SOURCE INFORMATION START

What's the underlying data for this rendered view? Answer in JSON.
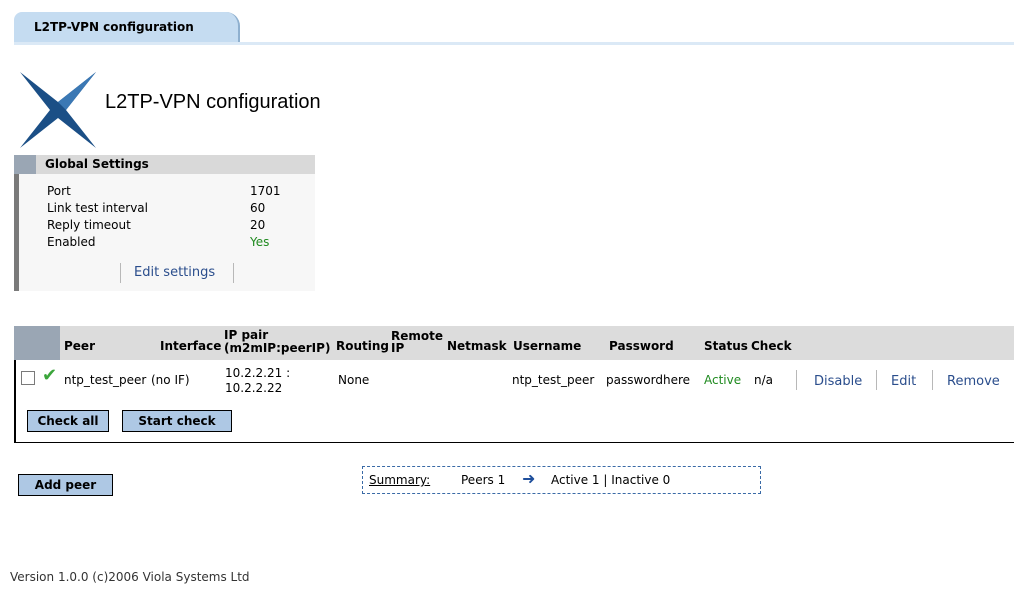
{
  "tab": {
    "label": "L2TP-VPN configuration"
  },
  "page": {
    "title": "L2TP-VPN configuration"
  },
  "global_settings": {
    "title": "Global Settings",
    "rows": [
      {
        "label": "Port",
        "value": "1701"
      },
      {
        "label": "Link test interval",
        "value": "60"
      },
      {
        "label": "Reply timeout",
        "value": "20"
      },
      {
        "label": "Enabled",
        "value": "Yes"
      }
    ],
    "edit_link": "Edit settings"
  },
  "peers_table": {
    "headers": {
      "peer": "Peer",
      "interface": "Interface",
      "ip_pair_line1": "IP pair",
      "ip_pair_line2": "(m2mIP:peerIP)",
      "routing": "Routing",
      "remote_ip_line1": "Remote",
      "remote_ip_line2": "IP",
      "netmask": "Netmask",
      "username": "Username",
      "password": "Password",
      "status": "Status",
      "check": "Check"
    },
    "rows": [
      {
        "peer": "ntp_test_peer",
        "interface": "(no IF)",
        "ip_pair_line1": "10.2.2.21 :",
        "ip_pair_line2": "10.2.2.22",
        "routing": "None",
        "remote_ip": "",
        "netmask": "",
        "username": "ntp_test_peer",
        "password": "passwordhere",
        "status": "Active",
        "check": "n/a",
        "actions": {
          "disable": "Disable",
          "edit": "Edit",
          "remove": "Remove"
        }
      }
    ],
    "buttons": {
      "check_all": "Check all",
      "start_check": "Start check"
    }
  },
  "add_peer_button": "Add peer",
  "summary": {
    "label": "Summary:",
    "peers": "Peers 1",
    "rest": "Active 1 | Inactive 0"
  },
  "footer": "Version 1.0.0 (c)2006 Viola Systems Ltd",
  "colors": {
    "accent": "#c5dcf1",
    "button": "#aec8e4",
    "link": "#2a4d8c",
    "active": "#1f8a1f"
  }
}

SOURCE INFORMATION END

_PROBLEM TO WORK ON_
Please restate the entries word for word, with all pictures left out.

_SOLUTION FOR THIS EXERCISE_
What's the underlying data for this rendered view? Answer in JSON.
{
  "tab": {
    "label": "L2TP-VPN configuration"
  },
  "page": {
    "title": "L2TP-VPN configuration"
  },
  "global_settings": {
    "title": "Global Settings",
    "rows": [
      {
        "label": "Port",
        "value": "1701"
      },
      {
        "label": "Link test interval",
        "value": "60"
      },
      {
        "label": "Reply timeout",
        "value": "20"
      },
      {
        "label": "Enabled",
        "value": "Yes"
      }
    ],
    "edit_link": "Edit settings"
  },
  "peers_table": {
    "headers": {
      "peer": "Peer",
      "interface": "Interface",
      "ip_pair_line1": "IP pair",
      "ip_pair_line2": "(m2mIP:peerIP)",
      "routing": "Routing",
      "remote_ip_line1": "Remote",
      "remote_ip_line2": "IP",
      "netmask": "Netmask",
      "username": "Username",
      "password": "Password",
      "status": "Status",
      "check": "Check"
    },
    "rows": [
      {
        "peer": "ntp_test_peer",
        "interface": "(no IF)",
        "ip_pair_line1": "10.2.2.21 :",
        "ip_pair_line2": "10.2.2.22",
        "routing": "None",
        "remote_ip": "",
        "netmask": "",
        "username": "ntp_test_peer",
        "password": "passwordhere",
        "status": "Active",
        "check": "n/a",
        "actions": {
          "disable": "Disable",
          "edit": "Edit",
          "remove": "Remove"
        }
      }
    ],
    "buttons": {
      "check_all": "Check all",
      "start_check": "Start check"
    }
  },
  "add_peer_button": "Add peer",
  "summary": {
    "label": "Summary:",
    "peers": "Peers 1",
    "rest": "Active 1 | Inactive 0"
  },
  "footer": "Version 1.0.0 (c)2006 Viola Systems Ltd",
  "colors": {
    "accent": "#c5dcf1",
    "button": "#aec8e4",
    "link": "#2a4d8c",
    "active": "#1f8a1f"
  }
}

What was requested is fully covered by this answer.